You see, when I got this nice new job here in ATL and started making decent money, I went out, and I bought me an iPod. Loved the thing. They’re just awesome. Small, lightweight, brilliant interface, good audio quality, good physical quality. Overpriced, but hey. I had a new job.

Some time later, a friend bought me a new iPod Video as a gift, and I gave the old iPod mini away to a friend. I love the new iPod even more than the old one. I even put an iPod adapter in my car so I can hook the iPod directly to the stereo – works great, I can control the iPod from the head unit, and it displays track info on the head unit’s display. Awesome. Love it.

Basically, iPods are the shit.

The problem, however, is in the software. You see, iTunes is godawful. Dreadful. Ghastly. Really, really bad.
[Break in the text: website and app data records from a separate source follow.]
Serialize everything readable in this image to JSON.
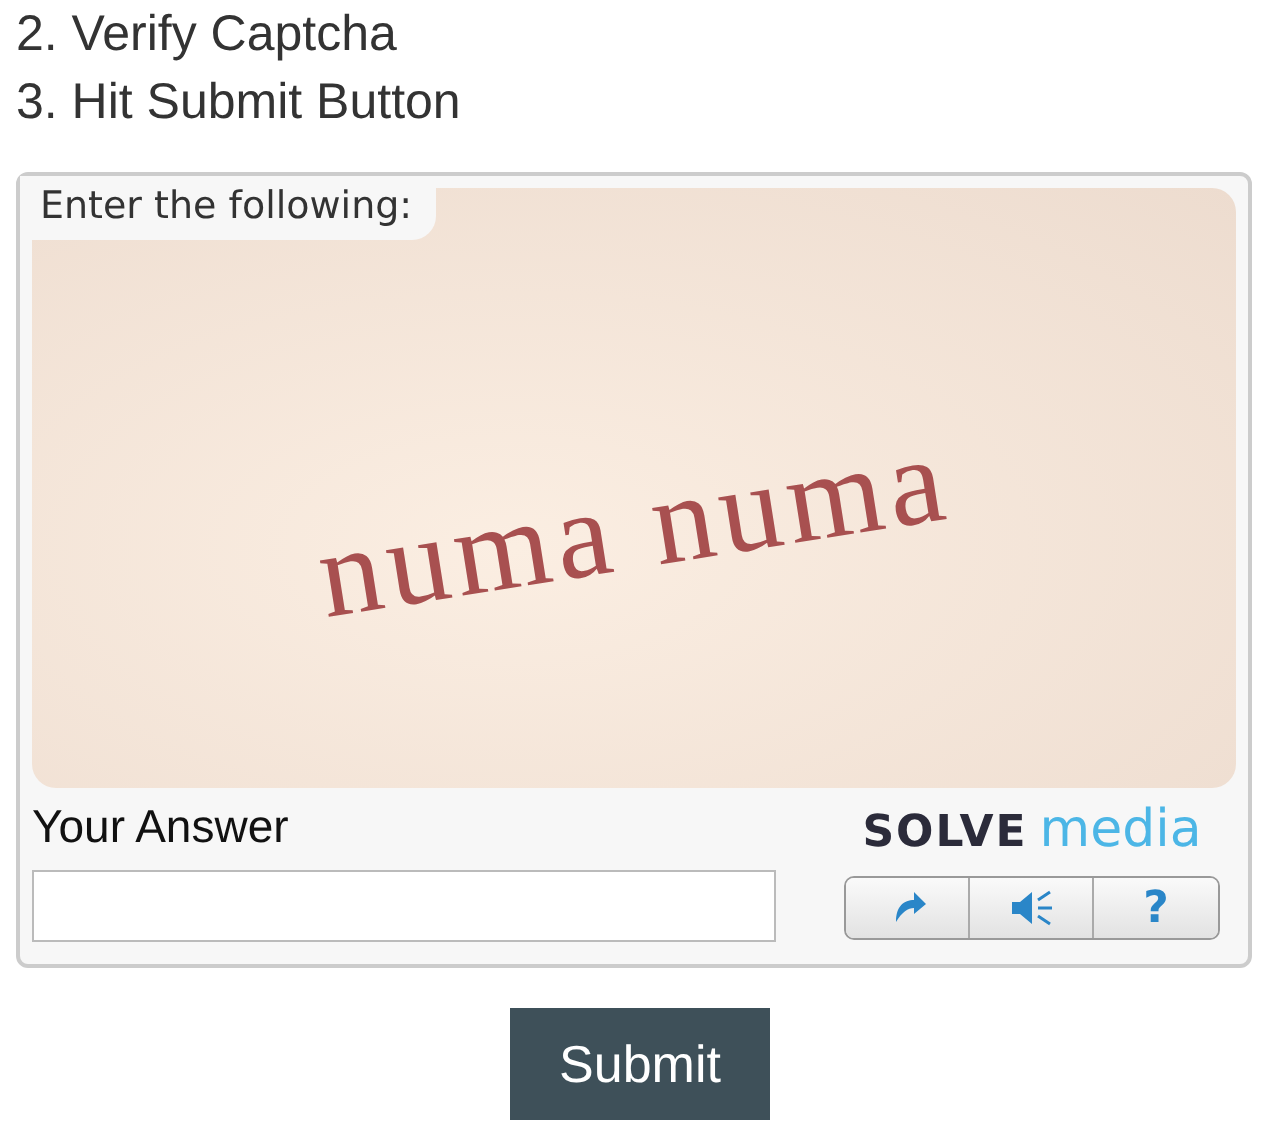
{
  "steps": [
    "2. Verify Captcha",
    "3. Hit Submit Button"
  ],
  "captcha": {
    "prompt": "Enter the following:",
    "challenge": "numa numa",
    "answer_label": "Your Answer",
    "logo": [
      "SOLVE",
      "media"
    ],
    "buttons": [
      {
        "kind": "reload"
      },
      {
        "kind": "audio"
      },
      {
        "kind": "help",
        "label": "?"
      }
    ]
  },
  "submit": "Submit"
}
It doesn’t work with multiple users. AT ALL. It gives each person a seperate library; purchases from ITMS don’t show up for both users, and neither do playlists; if one person has iTunes open, the other can’t open it or control the other instance, and if you switch to another user from the user that’s running iTunes while it’s playing, the audio goes all choppy until you force-quit the app. The application is a resource-hog. The interface is awful.

I like the iTunes Store – it’s usually cheaper than buying CD’s, and I can make purchases from the comfort of my livingroom and immediately put them on my iPod without having to rip CD’s. I do feel a little gipped on quality settings, and I feel thoroughly gipped by the DRM. You see, I’d happily buy tracks off of ITS all day long, if I could play the damned things in, oh, say, WinAmp. I would buy Apple’s hardware, I would buy Apple’s content – the only part I don’t want is the part they don’t make a penny off of, their free software. But can you remove that piece of the equation? Well, sort of.
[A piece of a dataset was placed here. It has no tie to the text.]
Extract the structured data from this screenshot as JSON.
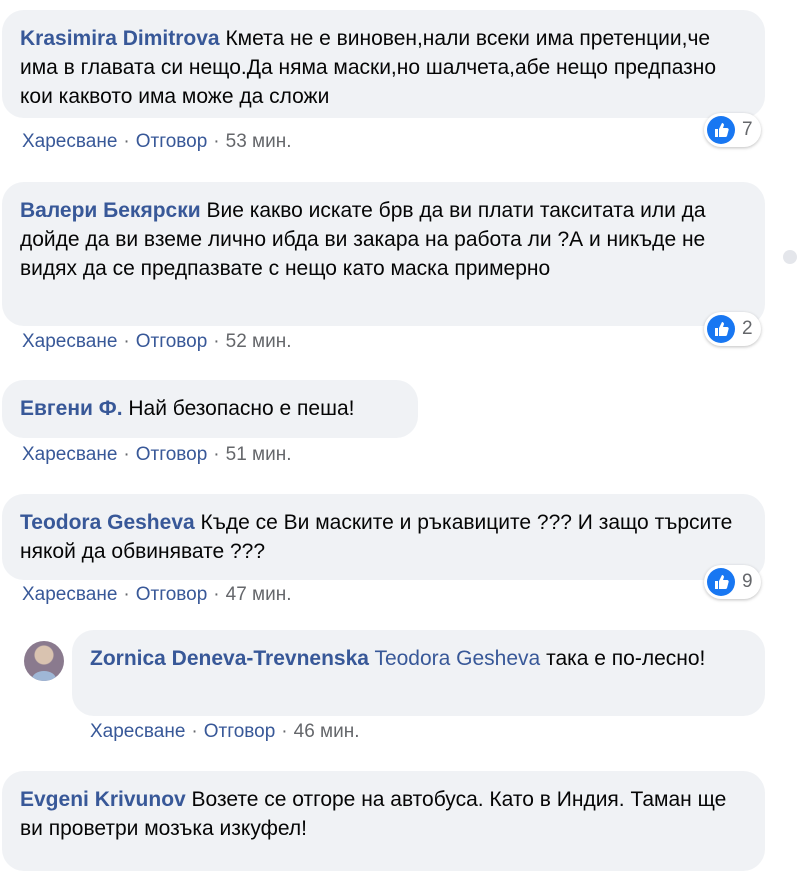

You see, you can burn and re-rip your ITMS tracks to get plain MP3s, it’s just a pain to do so. After that, you can play them in any player you want – but you still need iTunes to update your iPod’s library. Of course, you could re-flash the iPod BIOS in order to use a different app to manage it, but then you lose all accessory functionality – e.g., my car-stereo hookup. So, it’s a no-win situation.

Why not switch to another MP3 player, and another online store? Well, all the online stores have DRM issues, and most of them use WMA, which I hate even more than AAC. On top of that, because Apple dominates the player market, they own the accessory market too – a good 90% of accessories are only available for the iPod, or if they work with other players, feature very limited support (i.e., audio only, no support for controlling the iPod via the device or gathering track info from the iPod for display on the device.)

So, I suppose at this point I’m suck with iTunes. But, Apple, you’ve got a choice: either get iTunes into shape, open up access to ITS and iPod to other software, or expect to lose a good hunk of market share as soon as decent alternatives become available. Because I’m already more than ready to jump ship as soon as a decent alternative appears.